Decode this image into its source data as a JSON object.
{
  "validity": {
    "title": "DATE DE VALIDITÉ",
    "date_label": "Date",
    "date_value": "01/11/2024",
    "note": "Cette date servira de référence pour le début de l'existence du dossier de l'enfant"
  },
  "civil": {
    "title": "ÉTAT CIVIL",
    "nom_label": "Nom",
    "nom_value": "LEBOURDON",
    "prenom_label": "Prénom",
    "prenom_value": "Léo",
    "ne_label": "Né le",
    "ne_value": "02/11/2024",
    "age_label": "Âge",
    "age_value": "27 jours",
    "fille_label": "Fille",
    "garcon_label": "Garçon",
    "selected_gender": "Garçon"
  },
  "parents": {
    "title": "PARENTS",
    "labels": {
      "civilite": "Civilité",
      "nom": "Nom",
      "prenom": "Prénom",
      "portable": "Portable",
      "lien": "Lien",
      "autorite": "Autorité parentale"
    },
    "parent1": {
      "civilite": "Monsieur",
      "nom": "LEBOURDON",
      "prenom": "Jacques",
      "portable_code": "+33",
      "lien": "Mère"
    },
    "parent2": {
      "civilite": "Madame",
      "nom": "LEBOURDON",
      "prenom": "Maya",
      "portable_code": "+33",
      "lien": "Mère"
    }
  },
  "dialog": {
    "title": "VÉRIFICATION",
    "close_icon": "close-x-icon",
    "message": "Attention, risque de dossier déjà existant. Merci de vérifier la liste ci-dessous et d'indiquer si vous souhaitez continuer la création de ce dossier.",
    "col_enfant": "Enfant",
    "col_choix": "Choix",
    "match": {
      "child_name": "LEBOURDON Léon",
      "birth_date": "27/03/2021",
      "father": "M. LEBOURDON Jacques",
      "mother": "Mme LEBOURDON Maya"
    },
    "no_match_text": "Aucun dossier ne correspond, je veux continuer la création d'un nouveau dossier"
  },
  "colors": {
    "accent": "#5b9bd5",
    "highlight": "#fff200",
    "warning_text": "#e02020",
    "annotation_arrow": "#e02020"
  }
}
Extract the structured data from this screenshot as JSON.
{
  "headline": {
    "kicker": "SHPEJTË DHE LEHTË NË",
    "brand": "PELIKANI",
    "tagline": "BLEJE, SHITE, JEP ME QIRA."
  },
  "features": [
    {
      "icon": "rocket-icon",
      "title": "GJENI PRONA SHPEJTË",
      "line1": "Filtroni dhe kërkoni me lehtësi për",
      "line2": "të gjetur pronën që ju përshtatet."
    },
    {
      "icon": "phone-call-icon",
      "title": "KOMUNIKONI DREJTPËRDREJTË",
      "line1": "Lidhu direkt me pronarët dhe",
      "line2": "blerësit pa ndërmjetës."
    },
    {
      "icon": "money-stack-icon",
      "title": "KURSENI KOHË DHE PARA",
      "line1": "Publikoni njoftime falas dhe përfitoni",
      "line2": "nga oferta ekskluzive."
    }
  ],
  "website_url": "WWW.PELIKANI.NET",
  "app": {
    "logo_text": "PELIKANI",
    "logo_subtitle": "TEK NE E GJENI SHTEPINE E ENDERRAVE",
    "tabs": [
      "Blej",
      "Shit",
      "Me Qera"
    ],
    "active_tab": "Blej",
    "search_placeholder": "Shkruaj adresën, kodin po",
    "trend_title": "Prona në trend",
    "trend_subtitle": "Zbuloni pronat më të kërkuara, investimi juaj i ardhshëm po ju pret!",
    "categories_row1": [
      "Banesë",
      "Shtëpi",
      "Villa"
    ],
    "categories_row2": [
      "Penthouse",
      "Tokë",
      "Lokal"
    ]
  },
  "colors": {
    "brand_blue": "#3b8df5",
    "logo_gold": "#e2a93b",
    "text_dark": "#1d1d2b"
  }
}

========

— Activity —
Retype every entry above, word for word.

— Solution to the exercise —
Decode this image into its source data as a JSON object.
{
  "validity": {
    "title": "DATE DE VALIDITÉ",
    "date_label": "Date",
    "date_value": "01/11/2024",
    "note": "Cette date servira de référence pour le début de l'existence du dossier de l'enfant"
  },
  "civil": {
    "title": "ÉTAT CIVIL",
    "nom_label": "Nom",
    "nom_value": "LEBOURDON",
    "prenom_label": "Prénom",
    "prenom_value": "Léo",
    "ne_label": "Né le",
    "ne_value": "02/11/2024",
    "age_label": "Âge",
    "age_value": "27 jours",
    "fille_label": "Fille",
    "garcon_label": "Garçon",
    "selected_gender": "Garçon"
  },
  "parents": {
    "title": "PARENTS",
    "labels": {
      "civilite": "Civilité",
      "nom": "Nom",
      "prenom": "Prénom",
      "portable": "Portable",
      "lien": "Lien",
      "autorite": "Autorité parentale"
    },
    "parent1": {
      "civilite": "Monsieur",
      "nom": "LEBOURDON",
      "prenom": "Jacques",
      "portable_code": "+33",
      "lien": "Mère"
    },
    "parent2": {
      "civilite": "Madame",
      "nom": "LEBOURDON",
      "prenom": "Maya",
      "portable_code": "+33",
      "lien": "Mère"
    }
  },
  "dialog": {
    "title": "VÉRIFICATION",
    "close_icon": "close-x-icon",
    "message": "Attention, risque de dossier déjà existant. Merci de vérifier la liste ci-dessous et d'indiquer si vous souhaitez continuer la création de ce dossier.",
    "col_enfant": "Enfant",
    "col_choix": "Choix",
    "match": {
      "child_name": "LEBOURDON Léon",
      "birth_date": "27/03/2021",
      "father": "M. LEBOURDON Jacques",
      "mother": "Mme LEBOURDON Maya"
    },
    "no_match_text": "Aucun dossier ne correspond, je veux continuer la création d'un nouveau dossier"
  },
  "colors": {
    "accent": "#5b9bd5",
    "highlight": "#fff200",
    "warning_text": "#e02020",
    "annotation_arrow": "#e02020"
  }
}
Extract the structured data from this screenshot as JSON.
{
  "headline": {
    "kicker": "SHPEJTË DHE LEHTË NË",
    "brand": "PELIKANI",
    "tagline": "BLEJE, SHITE, JEP ME QIRA."
  },
  "features": [
    {
      "icon": "rocket-icon",
      "title": "GJENI PRONA SHPEJTË",
      "line1": "Filtroni dhe kërkoni me lehtësi për",
      "line2": "të gjetur pronën që ju përshtatet."
    },
    {
      "icon": "phone-call-icon",
      "title": "KOMUNIKONI DREJTPËRDREJTË",
      "line1": "Lidhu direkt me pronarët dhe",
      "line2": "blerësit pa ndërmjetës."
    },
    {
      "icon": "money-stack-icon",
      "title": "KURSENI KOHË DHE PARA",
      "line1": "Publikoni njoftime falas dhe përfitoni",
      "line2": "nga oferta ekskluzive."
    }
  ],
  "website_url": "WWW.PELIKANI.NET",
  "app": {
    "logo_text": "PELIKANI",
    "logo_subtitle": "TEK NE E GJENI SHTEPINE E ENDERRAVE",
    "tabs": [
      "Blej",
      "Shit",
      "Me Qera"
    ],
    "active_tab": "Blej",
    "search_placeholder": "Shkruaj adresën, kodin po",
    "trend_title": "Prona në trend",
    "trend_subtitle": "Zbuloni pronat më të kërkuara, investimi juaj i ardhshëm po ju pret!",
    "categories_row1": [
      "Banesë",
      "Shtëpi",
      "Villa"
    ],
    "categories_row2": [
      "Penthouse",
      "Tokë",
      "Lokal"
    ]
  },
  "colors": {
    "brand_blue": "#3b8df5",
    "logo_gold": "#e2a93b",
    "text_dark": "#1d1d2b"
  }
}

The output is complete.